BEGIN Extracted information
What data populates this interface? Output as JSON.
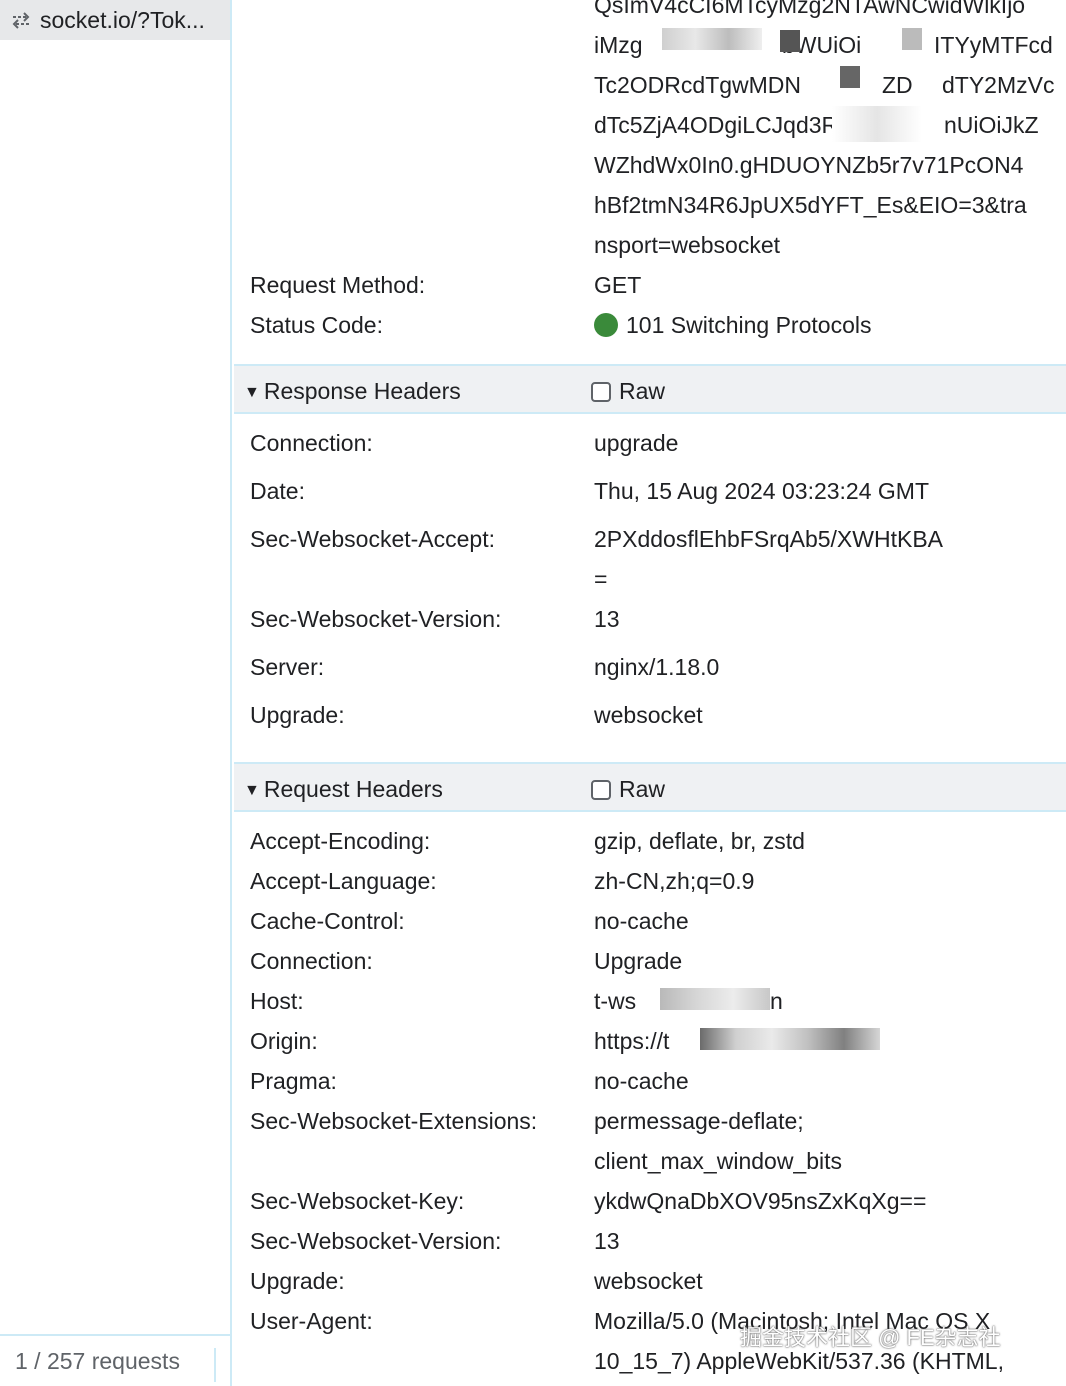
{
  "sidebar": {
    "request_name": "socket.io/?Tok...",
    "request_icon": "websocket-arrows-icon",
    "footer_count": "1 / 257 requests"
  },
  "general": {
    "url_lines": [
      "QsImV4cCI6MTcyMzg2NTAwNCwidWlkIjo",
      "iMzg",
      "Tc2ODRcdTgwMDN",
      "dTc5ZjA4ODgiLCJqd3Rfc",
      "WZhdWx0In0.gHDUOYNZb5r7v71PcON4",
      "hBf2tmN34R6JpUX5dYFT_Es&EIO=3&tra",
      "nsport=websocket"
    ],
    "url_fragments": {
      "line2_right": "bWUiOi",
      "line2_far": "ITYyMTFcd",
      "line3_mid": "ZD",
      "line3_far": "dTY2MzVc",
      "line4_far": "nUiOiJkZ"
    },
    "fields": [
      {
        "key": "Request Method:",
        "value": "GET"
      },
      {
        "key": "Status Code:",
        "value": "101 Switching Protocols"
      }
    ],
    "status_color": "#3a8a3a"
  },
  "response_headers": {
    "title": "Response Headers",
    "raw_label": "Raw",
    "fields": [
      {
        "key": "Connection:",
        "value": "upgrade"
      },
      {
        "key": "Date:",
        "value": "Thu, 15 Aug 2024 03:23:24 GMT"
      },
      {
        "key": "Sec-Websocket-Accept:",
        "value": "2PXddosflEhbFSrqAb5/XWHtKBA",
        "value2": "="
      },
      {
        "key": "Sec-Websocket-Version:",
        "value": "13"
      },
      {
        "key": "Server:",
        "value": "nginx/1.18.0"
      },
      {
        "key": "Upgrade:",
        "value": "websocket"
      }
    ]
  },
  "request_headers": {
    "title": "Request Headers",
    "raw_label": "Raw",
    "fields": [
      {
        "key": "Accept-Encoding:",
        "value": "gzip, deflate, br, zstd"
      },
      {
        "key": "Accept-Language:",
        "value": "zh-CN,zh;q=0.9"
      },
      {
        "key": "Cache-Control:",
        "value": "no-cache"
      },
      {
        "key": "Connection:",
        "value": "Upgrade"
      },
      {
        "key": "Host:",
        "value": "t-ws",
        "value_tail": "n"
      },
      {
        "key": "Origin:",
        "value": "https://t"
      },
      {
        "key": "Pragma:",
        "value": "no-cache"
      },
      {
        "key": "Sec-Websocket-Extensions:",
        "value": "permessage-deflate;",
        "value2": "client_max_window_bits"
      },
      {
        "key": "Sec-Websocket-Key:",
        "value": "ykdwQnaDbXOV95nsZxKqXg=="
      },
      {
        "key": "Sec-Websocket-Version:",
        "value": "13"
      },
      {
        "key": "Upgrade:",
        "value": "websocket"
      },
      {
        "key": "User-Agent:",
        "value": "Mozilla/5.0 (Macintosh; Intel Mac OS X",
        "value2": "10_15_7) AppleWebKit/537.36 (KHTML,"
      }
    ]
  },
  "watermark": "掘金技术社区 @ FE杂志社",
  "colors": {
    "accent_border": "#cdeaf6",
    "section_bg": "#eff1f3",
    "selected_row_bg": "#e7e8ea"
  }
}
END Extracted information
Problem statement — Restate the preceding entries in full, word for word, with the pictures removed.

Solution —
What data populates this interface? Output as JSON.
{
  "sidebar": {
    "request_name": "socket.io/?Tok...",
    "request_icon": "websocket-arrows-icon",
    "footer_count": "1 / 257 requests"
  },
  "general": {
    "url_lines": [
      "QsImV4cCI6MTcyMzg2NTAwNCwidWlkIjo",
      "iMzg",
      "Tc2ODRcdTgwMDN",
      "dTc5ZjA4ODgiLCJqd3Rfc",
      "WZhdWx0In0.gHDUOYNZb5r7v71PcON4",
      "hBf2tmN34R6JpUX5dYFT_Es&EIO=3&tra",
      "nsport=websocket"
    ],
    "url_fragments": {
      "line2_right": "bWUiOi",
      "line2_far": "ITYyMTFcd",
      "line3_mid": "ZD",
      "line3_far": "dTY2MzVc",
      "line4_far": "nUiOiJkZ"
    },
    "fields": [
      {
        "key": "Request Method:",
        "value": "GET"
      },
      {
        "key": "Status Code:",
        "value": "101 Switching Protocols"
      }
    ],
    "status_color": "#3a8a3a"
  },
  "response_headers": {
    "title": "Response Headers",
    "raw_label": "Raw",
    "fields": [
      {
        "key": "Connection:",
        "value": "upgrade"
      },
      {
        "key": "Date:",
        "value": "Thu, 15 Aug 2024 03:23:24 GMT"
      },
      {
        "key": "Sec-Websocket-Accept:",
        "value": "2PXddosflEhbFSrqAb5/XWHtKBA",
        "value2": "="
      },
      {
        "key": "Sec-Websocket-Version:",
        "value": "13"
      },
      {
        "key": "Server:",
        "value": "nginx/1.18.0"
      },
      {
        "key": "Upgrade:",
        "value": "websocket"
      }
    ]
  },
  "request_headers": {
    "title": "Request Headers",
    "raw_label": "Raw",
    "fields": [
      {
        "key": "Accept-Encoding:",
        "value": "gzip, deflate, br, zstd"
      },
      {
        "key": "Accept-Language:",
        "value": "zh-CN,zh;q=0.9"
      },
      {
        "key": "Cache-Control:",
        "value": "no-cache"
      },
      {
        "key": "Connection:",
        "value": "Upgrade"
      },
      {
        "key": "Host:",
        "value": "t-ws",
        "value_tail": "n"
      },
      {
        "key": "Origin:",
        "value": "https://t"
      },
      {
        "key": "Pragma:",
        "value": "no-cache"
      },
      {
        "key": "Sec-Websocket-Extensions:",
        "value": "permessage-deflate;",
        "value2": "client_max_window_bits"
      },
      {
        "key": "Sec-Websocket-Key:",
        "value": "ykdwQnaDbXOV95nsZxKqXg=="
      },
      {
        "key": "Sec-Websocket-Version:",
        "value": "13"
      },
      {
        "key": "Upgrade:",
        "value": "websocket"
      },
      {
        "key": "User-Agent:",
        "value": "Mozilla/5.0 (Macintosh; Intel Mac OS X",
        "value2": "10_15_7) AppleWebKit/537.36 (KHTML,"
      }
    ]
  },
  "watermark": "掘金技术社区 @ FE杂志社",
  "colors": {
    "accent_border": "#cdeaf6",
    "section_bg": "#eff1f3",
    "selected_row_bg": "#e7e8ea"
  }
}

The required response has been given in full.